Poker is a popular card game, enjoyed by players in almost every country around the world. It is played in many different forms, ranging from the classic game of Texas Hold’Em to a number of more complex variants, but it has some basic features that can be applied across the board.
The basic idea of poker is to create the best possible five-card hand out of the cards dealt to you and the other players. This can be achieved in a variety of ways, including betting or bluffing.
Most poker games start with a player placing an ante (or blind) into the pot, which is usually a small bet, before any cards are dealt. Once this ante has been placed, the dealer deals two cards to each player, which are kept secret from their opponents.
After the cards have been dealt, players can choose to fold, check, or raise their bets. They can also bluff by calling or raising the bet of someone who holds a better hand.
When playing poker, the rules are designed to ensure that everyone has a fair chance at winning. If you are not comfortable with the rules or are new to the game, it is always a good idea to seek the advice of an experienced player before starting.

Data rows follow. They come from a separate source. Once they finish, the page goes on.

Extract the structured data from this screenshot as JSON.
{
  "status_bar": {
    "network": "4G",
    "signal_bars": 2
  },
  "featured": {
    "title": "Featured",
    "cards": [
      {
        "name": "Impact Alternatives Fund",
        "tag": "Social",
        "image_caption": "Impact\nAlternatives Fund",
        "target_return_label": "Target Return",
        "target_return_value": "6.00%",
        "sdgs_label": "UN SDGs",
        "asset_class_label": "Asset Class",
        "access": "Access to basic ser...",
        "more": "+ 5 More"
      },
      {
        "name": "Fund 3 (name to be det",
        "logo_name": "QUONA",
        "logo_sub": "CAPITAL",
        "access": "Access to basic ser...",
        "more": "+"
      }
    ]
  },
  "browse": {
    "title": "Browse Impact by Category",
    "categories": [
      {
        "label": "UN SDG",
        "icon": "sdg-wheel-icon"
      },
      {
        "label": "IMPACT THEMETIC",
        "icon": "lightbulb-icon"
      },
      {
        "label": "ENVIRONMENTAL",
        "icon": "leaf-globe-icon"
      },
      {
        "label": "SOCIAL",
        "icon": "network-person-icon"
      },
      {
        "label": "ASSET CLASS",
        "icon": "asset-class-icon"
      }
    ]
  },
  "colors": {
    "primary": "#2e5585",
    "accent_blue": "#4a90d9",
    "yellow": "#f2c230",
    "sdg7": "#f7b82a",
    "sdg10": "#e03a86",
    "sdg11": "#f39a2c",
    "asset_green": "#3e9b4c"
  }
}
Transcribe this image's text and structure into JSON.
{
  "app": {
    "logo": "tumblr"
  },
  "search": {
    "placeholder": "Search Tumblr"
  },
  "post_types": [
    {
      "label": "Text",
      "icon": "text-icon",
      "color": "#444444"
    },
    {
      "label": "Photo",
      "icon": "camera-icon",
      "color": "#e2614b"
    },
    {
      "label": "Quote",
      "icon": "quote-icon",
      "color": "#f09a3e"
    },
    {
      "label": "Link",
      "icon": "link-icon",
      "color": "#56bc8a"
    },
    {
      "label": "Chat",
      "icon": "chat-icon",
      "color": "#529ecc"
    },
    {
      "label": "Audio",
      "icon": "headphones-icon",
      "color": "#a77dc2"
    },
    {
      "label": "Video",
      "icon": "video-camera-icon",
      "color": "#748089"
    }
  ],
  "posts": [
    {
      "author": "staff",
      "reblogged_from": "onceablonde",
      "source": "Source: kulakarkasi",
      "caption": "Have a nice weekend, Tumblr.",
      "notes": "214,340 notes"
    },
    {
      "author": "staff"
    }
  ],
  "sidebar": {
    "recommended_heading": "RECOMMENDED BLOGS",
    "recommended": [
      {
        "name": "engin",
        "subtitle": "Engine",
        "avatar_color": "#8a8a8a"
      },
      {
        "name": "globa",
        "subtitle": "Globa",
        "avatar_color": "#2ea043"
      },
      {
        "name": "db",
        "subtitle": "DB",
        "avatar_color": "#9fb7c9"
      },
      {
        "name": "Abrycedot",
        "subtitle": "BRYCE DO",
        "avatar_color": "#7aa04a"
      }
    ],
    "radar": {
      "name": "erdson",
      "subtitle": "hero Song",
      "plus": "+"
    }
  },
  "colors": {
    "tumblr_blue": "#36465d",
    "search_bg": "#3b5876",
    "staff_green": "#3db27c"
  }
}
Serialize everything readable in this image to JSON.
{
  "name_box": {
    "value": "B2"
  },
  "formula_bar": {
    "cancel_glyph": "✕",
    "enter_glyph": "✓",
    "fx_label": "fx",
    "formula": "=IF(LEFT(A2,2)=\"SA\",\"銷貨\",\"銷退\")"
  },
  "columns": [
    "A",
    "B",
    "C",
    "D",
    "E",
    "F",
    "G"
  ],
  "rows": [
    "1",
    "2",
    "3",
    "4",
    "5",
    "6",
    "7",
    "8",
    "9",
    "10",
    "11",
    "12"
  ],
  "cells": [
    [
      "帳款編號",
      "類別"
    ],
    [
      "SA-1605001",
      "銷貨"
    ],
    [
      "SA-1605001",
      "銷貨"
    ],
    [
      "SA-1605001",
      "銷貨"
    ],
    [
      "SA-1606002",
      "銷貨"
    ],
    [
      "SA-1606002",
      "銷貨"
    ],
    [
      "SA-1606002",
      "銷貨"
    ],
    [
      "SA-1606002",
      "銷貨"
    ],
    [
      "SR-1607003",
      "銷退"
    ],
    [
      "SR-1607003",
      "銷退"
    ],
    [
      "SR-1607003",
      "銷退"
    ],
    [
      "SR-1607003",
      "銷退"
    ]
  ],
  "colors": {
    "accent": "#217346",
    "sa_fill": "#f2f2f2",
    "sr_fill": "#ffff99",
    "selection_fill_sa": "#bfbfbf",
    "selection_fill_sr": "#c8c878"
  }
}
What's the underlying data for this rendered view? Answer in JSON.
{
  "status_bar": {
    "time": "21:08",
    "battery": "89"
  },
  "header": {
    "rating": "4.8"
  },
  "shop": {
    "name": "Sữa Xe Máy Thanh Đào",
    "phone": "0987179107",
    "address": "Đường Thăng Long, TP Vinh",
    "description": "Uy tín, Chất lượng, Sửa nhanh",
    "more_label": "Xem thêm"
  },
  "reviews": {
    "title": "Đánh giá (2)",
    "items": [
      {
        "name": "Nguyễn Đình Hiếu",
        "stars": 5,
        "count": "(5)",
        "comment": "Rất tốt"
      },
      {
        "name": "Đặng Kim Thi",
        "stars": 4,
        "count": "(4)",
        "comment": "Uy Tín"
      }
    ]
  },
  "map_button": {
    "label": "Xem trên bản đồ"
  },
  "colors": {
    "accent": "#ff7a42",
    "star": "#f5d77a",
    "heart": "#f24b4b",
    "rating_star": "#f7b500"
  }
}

There are several types of poker, each with their own rules and limits. These include the standard Texas Hold’Em, Omaha, and Stud.
A good place to start is by learning the basics of each type of poker, whether you are playing at home or on a real-life table in a casino. These lessons will help you to make the most of your time at the tables and to avoid common mistakes that might lead to you losing money.
The basic idea of poker is that each player has a set of five cards that are ranked in inverse proportion to their mathematical frequency, with the highest hand winning. The dealer deals the cards clockwise around the table, one at a time.
Some of the most common types of poker are Texas Hold’Em and Omaha, while others such as Stud and Five-card Draw require a higher level of skill. These are all very challenging games and you should take them seriously if you want to be successful at them.
You should also know the basics of the Theory of Poker, which is a great way to fill in the gaps in your knowledge of the game and improve your skills as a poker player. This will help you to learn the most effective methods of playing and also to understand why certain decisions are made as they are.
Ultimately, poker is a mental game that requires a lot of concentration and focus. This can be a challenge at first, but with a little practice and dedication you will soon become an expert on the game.